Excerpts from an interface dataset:
───

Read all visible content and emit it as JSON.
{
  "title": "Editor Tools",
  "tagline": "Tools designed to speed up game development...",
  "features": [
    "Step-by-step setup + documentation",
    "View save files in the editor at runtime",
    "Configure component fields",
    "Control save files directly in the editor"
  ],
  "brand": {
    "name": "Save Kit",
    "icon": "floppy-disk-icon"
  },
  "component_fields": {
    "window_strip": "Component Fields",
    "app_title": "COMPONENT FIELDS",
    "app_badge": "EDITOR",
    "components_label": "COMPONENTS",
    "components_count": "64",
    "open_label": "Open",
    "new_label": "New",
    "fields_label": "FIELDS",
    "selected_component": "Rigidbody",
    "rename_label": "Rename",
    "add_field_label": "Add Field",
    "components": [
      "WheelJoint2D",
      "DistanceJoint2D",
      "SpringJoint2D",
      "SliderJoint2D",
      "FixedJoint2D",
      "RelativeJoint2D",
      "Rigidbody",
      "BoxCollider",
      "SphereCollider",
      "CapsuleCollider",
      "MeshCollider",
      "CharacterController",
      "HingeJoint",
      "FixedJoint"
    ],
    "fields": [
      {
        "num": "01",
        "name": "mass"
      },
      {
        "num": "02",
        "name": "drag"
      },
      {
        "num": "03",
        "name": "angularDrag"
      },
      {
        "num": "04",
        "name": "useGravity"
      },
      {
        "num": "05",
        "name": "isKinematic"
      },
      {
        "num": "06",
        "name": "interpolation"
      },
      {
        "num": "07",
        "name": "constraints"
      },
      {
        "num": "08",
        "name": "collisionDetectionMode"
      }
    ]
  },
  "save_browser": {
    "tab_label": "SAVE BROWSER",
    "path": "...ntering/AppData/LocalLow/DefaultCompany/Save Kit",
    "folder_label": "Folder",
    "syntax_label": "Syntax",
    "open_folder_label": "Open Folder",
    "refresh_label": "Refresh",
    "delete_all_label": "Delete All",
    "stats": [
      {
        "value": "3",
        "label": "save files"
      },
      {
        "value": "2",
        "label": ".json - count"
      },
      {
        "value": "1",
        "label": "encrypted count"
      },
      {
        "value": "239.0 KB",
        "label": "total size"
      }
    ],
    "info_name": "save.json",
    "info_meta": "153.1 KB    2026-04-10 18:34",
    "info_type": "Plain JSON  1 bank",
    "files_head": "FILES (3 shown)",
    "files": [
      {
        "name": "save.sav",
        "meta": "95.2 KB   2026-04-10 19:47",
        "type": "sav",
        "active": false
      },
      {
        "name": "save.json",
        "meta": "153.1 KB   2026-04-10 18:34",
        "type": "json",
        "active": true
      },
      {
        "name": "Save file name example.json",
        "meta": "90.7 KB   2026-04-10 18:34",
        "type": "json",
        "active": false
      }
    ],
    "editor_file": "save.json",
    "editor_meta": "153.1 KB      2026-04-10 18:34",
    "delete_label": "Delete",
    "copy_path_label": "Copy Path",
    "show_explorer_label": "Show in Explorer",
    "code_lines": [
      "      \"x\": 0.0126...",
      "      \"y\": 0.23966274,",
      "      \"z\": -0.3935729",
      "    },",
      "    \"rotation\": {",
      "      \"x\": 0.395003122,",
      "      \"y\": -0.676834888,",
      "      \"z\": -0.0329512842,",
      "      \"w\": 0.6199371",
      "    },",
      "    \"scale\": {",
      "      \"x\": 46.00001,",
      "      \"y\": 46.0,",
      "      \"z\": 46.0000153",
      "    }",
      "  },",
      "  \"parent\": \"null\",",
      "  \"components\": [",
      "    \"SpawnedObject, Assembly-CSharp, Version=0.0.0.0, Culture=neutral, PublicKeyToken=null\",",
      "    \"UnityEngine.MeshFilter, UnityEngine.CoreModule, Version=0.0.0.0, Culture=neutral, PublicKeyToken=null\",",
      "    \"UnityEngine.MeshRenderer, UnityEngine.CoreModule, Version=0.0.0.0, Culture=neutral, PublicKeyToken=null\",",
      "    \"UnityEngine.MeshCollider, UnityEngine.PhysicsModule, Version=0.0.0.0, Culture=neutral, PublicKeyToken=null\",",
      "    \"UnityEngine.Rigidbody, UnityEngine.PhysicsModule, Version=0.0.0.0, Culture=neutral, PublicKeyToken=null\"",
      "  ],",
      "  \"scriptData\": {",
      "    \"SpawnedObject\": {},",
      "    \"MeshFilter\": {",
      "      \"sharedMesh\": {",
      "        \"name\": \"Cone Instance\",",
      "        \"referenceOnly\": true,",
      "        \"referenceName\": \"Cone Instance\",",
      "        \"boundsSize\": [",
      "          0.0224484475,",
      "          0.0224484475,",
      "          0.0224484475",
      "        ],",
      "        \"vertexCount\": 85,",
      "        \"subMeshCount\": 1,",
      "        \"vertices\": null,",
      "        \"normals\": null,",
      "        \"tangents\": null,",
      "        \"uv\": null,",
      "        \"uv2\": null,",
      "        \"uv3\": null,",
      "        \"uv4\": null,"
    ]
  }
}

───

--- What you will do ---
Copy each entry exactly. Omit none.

--- Result ---
Read all visible content and emit it as JSON.
{
  "title": "Editor Tools",
  "tagline": "Tools designed to speed up game development...",
  "features": [
    "Step-by-step setup + documentation",
    "View save files in the editor at runtime",
    "Configure component fields",
    "Control save files directly in the editor"
  ],
  "brand": {
    "name": "Save Kit",
    "icon": "floppy-disk-icon"
  },
  "component_fields": {
    "window_strip": "Component Fields",
    "app_title": "COMPONENT FIELDS",
    "app_badge": "EDITOR",
    "components_label": "COMPONENTS",
    "components_count": "64",
    "open_label": "Open",
    "new_label": "New",
    "fields_label": "FIELDS",
    "selected_component": "Rigidbody",
    "rename_label": "Rename",
    "add_field_label": "Add Field",
    "components": [
      "WheelJoint2D",
      "DistanceJoint2D",
      "SpringJoint2D",
      "SliderJoint2D",
      "FixedJoint2D",
      "RelativeJoint2D",
      "Rigidbody",
      "BoxCollider",
      "SphereCollider",
      "CapsuleCollider",
      "MeshCollider",
      "CharacterController",
      "HingeJoint",
      "FixedJoint"
    ],
    "fields": [
      {
        "num": "01",
        "name": "mass"
      },
      {
        "num": "02",
        "name": "drag"
      },
      {
        "num": "03",
        "name": "angularDrag"
      },
      {
        "num": "04",
        "name": "useGravity"
      },
      {
        "num": "05",
        "name": "isKinematic"
      },
      {
        "num": "06",
        "name": "interpolation"
      },
      {
        "num": "07",
        "name": "constraints"
      },
      {
        "num": "08",
        "name": "collisionDetectionMode"
      }
    ]
  },
  "save_browser": {
    "tab_label": "SAVE BROWSER",
    "path": "...ntering/AppData/LocalLow/DefaultCompany/Save Kit",
    "folder_label": "Folder",
    "syntax_label": "Syntax",
    "open_folder_label": "Open Folder",
    "refresh_label": "Refresh",
    "delete_all_label": "Delete All",
    "stats": [
      {
        "value": "3",
        "label": "save files"
      },
      {
        "value": "2",
        "label": ".json - count"
      },
      {
        "value": "1",
        "label": "encrypted count"
      },
      {
        "value": "239.0 KB",
        "label": "total size"
      }
    ],
    "info_name": "save.json",
    "info_meta": "153.1 KB    2026-04-10 18:34",
    "info_type": "Plain JSON  1 bank",
    "files_head": "FILES (3 shown)",
    "files": [
      {
        "name": "save.sav",
        "meta": "95.2 KB   2026-04-10 19:47",
        "type": "sav",
        "active": false
      },
      {
        "name": "save.json",
        "meta": "153.1 KB   2026-04-10 18:34",
        "type": "json",
        "active": true
      },
      {
        "name": "Save file name example.json",
        "meta": "90.7 KB   2026-04-10 18:34",
        "type": "json",
        "active": false
      }
    ],
    "editor_file": "save.json",
    "editor_meta": "153.1 KB      2026-04-10 18:34",
    "delete_label": "Delete",
    "copy_path_label": "Copy Path",
    "show_explorer_label": "Show in Explorer",
    "code_lines": [
      "      \"x\": 0.0126...",
      "      \"y\": 0.23966274,",
      "      \"z\": -0.3935729",
      "    },",
      "    \"rotation\": {",
      "      \"x\": 0.395003122,",
      "      \"y\": -0.676834888,",
      "      \"z\": -0.0329512842,",
      "      \"w\": 0.6199371",
      "    },",
      "    \"scale\": {",
      "      \"x\": 46.00001,",
      "      \"y\": 46.0,",
      "      \"z\": 46.0000153",
      "    }",
      "  },",
      "  \"parent\": \"null\",",
      "  \"components\": [",
      "    \"SpawnedObject, Assembly-CSharp, Version=0.0.0.0, Culture=neutral, PublicKeyToken=null\",",
      "    \"UnityEngine.MeshFilter, UnityEngine.CoreModule, Version=0.0.0.0, Culture=neutral, PublicKeyToken=null\",",
      "    \"UnityEngine.MeshRenderer, UnityEngine.CoreModule, Version=0.0.0.0, Culture=neutral, PublicKeyToken=null\",",
      "    \"UnityEngine.MeshCollider, UnityEngine.PhysicsModule, Version=0.0.0.0, Culture=neutral, PublicKeyToken=null\",",
      "    \"UnityEngine.Rigidbody, UnityEngine.PhysicsModule, Version=0.0.0.0, Culture=neutral, PublicKeyToken=null\"",
      "  ],",
      "  \"scriptData\": {",
      "    \"SpawnedObject\": {},",
      "    \"MeshFilter\": {",
      "      \"sharedMesh\": {",
      "        \"name\": \"Cone Instance\",",
      "        \"referenceOnly\": true,",
      "        \"referenceName\": \"Cone Instance\",",
      "        \"boundsSize\": [",
      "          0.0224484475,",
      "          0.0224484475,",
      "          0.0224484475",
      "        ],",
      "        \"vertexCount\": 85,",
      "        \"subMeshCount\": 1,",
      "        \"vertices\": null,",
      "        \"normals\": null,",
      "        \"tangents\": null,",
      "        \"uv\": null,",
      "        \"uv2\": null,",
      "        \"uv3\": null,",
      "        \"uv4\": null,"
    ]
  }
}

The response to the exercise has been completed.